I was flipping through my local newspaper a couple of weekends ago when I came across an advertisement promoting “The Chili and Brew Bonanza” to benefit our local downtown. The main event is a chili cook off with awards in both the professional and novice categories. As a “foodie” who (in my humble opinion) makes a mean batch of chili, I decided to enter.
The chili Liz and I have tweaked over time is a combination of a classic chili and a smoky, outdoor flavor. If you are curious, our recipe is posted as a video at www.YouTube.com/BBQMyWay. In the “search videos” box enter “chili.” Some of the unique ingredients we use are beer, smoked pulled pork and a little chocolate, along with normal things like beef, tomatoes, jalapeno peppers and spices.
Simply put, we love our chili.
I called the organizer and learned that there were really no parameters on the competition, meaning almost anything could qualify as “chili.” A little deterred having learned that information, I decided I would still enter.
And here is what I find interesting. Of the 22 entries present at the competition, none of them (including mine) would have been eligible for a sanctioned chili competition. Just as there is the Kansas City Barbecue Society which sanctions and manages BBQ competitions, there is a society which sanctions and manages competitions for chili. It's called The International Chili Society, aka the ICS. It is located in San Juan Capistrano, Calif. And here is how they define “chili" for their international competition.
Traditional chili is defined by the International Chili Society as any kind of meat or combination of meats, cooked with red chili peppers, various spices and other ingredients, with the exception of BEANS and PASTA, which are strictly forbidden.

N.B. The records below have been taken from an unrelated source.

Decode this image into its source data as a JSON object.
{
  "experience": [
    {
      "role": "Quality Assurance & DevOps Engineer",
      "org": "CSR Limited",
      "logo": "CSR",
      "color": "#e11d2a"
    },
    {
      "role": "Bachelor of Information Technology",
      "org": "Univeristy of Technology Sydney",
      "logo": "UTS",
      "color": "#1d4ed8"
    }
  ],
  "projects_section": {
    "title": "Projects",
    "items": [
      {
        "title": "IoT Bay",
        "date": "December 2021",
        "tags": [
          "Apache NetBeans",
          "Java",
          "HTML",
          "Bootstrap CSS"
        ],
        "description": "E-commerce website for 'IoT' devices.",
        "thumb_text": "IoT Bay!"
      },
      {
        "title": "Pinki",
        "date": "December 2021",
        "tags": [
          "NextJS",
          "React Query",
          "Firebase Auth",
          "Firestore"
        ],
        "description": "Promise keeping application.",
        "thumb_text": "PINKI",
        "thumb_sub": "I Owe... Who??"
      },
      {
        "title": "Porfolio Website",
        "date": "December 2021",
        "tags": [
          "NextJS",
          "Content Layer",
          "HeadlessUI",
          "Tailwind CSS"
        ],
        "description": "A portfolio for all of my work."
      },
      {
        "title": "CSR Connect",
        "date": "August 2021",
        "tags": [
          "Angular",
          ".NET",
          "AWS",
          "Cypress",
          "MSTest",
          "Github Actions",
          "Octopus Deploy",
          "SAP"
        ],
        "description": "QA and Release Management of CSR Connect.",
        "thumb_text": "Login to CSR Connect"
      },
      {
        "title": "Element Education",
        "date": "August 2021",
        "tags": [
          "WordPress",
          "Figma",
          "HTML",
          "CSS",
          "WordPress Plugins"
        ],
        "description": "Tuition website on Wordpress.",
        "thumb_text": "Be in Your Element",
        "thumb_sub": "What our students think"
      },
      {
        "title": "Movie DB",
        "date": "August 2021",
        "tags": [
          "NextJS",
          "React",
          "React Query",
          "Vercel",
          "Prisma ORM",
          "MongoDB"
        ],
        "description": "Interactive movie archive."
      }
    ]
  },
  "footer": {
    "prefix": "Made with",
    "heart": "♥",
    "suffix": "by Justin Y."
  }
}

Also, no ingredient may be pre-cooked in any way prior to the commencement of the official cook off.